I stepped on a small chunk of broken glass on an otherwise clean floor.  It cut my foot.  Being so nearsighted, I couldn't see it or avoid it.  While I was pulling it out I couldn't figure out where it had come from.  So I tried to lift the lid off the crock pot next and discovered a gaping hole where I thought had been a clear spot on the glass lid.  What I'd thought was steam was completely shattered glass, held together by pure physics, like a caternary arch.  The unused travel latches fell into the batch of shattered glass stew now in the crock.  Still very liquid, despite hours of cooking.  

I was in a state of disbelief and probably didn't get all the glass out of my foot.  Nearly two weeks later, my foot is healed... But still sore under the skin.  Been there before -- the glass I failed to remove eventually cut back through my foot a few years later.  Ugh.  Home exploratory surgery or patience and pain?  I dunno.  I can't decide.

Later that day I called the parent company to let them know what happened and they said they would send me a label to send "it" back to them.  It being what?  The bits of sharp glass formerly known as a lid? The whole appliance? Where would I find an appropriate shipping container and how would I avoid cutting myself worse?  Internet research said they would only replace the lid and if you sent the whole thing, you'd only get a lid in return.  

I never really got mad.  I felt like I'd already been kicked to exhaustion.  I felt defeated, which had been my default state of mind fora few weeks.

A couple of days later a customer service lady called to interview me quite thoroughly.  I suspect the major concern was a potential personal injury lawsuit, but let's face it, I haven't sued when I should have before, so a little cut wasn't going to get me all fired up this time.

She asked me if I would like a programmable model to replace it.  I said that would be fine, but I'm scared still to use a slow cooker again. That glass lid exploded outward, with glass landing on the floor.    They sent me a nicer cooker worth $80, with a metal insert to brown things on the stove before slow cooking.  It looks nice. Scary nice.  I'm still scared to use it.

And they didn't include a user manual in the box. Grr!  I hope that programmable panel is user friendly and idiot-proof, because as God is my witness, I seem to be that idiot.

As it turns out, lots of companies that make slow cookers have had explosion issues.  There have even been recalls for several years.  That might explain why my new cooker has a metal crock instead of a breakable ceramic one.  Oh sure, it has a "ceramic" coating (looks and feels like enamel to me, which is a-ok) that could get chipped but that baby is about a third the weight of the other crock.  Maybe it is idiot-proof. I'll be trying it out tomorrow... While I'm at home.

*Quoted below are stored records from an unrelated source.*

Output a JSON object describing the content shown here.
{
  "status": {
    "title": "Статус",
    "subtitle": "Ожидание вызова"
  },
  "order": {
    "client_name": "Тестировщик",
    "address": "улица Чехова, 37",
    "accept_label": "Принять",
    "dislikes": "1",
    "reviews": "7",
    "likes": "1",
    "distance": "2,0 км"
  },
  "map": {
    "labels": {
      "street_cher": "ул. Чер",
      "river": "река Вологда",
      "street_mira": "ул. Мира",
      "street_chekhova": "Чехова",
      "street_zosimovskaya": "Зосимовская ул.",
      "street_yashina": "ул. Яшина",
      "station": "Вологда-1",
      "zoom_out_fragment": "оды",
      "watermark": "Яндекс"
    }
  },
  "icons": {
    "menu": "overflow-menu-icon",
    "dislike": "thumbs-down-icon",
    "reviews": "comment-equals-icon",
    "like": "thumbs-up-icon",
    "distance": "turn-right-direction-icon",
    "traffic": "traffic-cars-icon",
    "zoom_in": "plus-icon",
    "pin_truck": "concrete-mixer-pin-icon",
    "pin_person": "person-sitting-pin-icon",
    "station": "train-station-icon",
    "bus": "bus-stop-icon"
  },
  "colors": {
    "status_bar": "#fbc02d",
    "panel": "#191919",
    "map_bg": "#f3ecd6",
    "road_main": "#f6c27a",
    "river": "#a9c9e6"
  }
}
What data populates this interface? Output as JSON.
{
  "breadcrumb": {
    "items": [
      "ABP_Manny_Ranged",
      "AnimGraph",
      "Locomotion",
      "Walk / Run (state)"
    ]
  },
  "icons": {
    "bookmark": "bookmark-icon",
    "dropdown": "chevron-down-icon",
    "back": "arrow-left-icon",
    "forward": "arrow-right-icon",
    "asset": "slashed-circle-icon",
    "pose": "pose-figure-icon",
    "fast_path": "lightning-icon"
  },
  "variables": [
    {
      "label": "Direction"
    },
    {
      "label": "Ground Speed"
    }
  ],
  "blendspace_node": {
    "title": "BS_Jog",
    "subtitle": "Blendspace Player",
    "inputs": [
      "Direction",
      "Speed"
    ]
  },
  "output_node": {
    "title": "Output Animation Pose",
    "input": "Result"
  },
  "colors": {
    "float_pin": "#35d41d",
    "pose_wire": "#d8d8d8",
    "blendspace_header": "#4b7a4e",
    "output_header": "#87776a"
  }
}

As for why my dog woke me up at the bizarre hour of 4... I think he must have heard the lid explode and woke me up to check on it.  And stupid blind Mommy didn't notice the problem.

Summary: The Crock Pot company replaced their faulty product with a better one and were very nice to me in the bargain.  I'm still scared to try it out.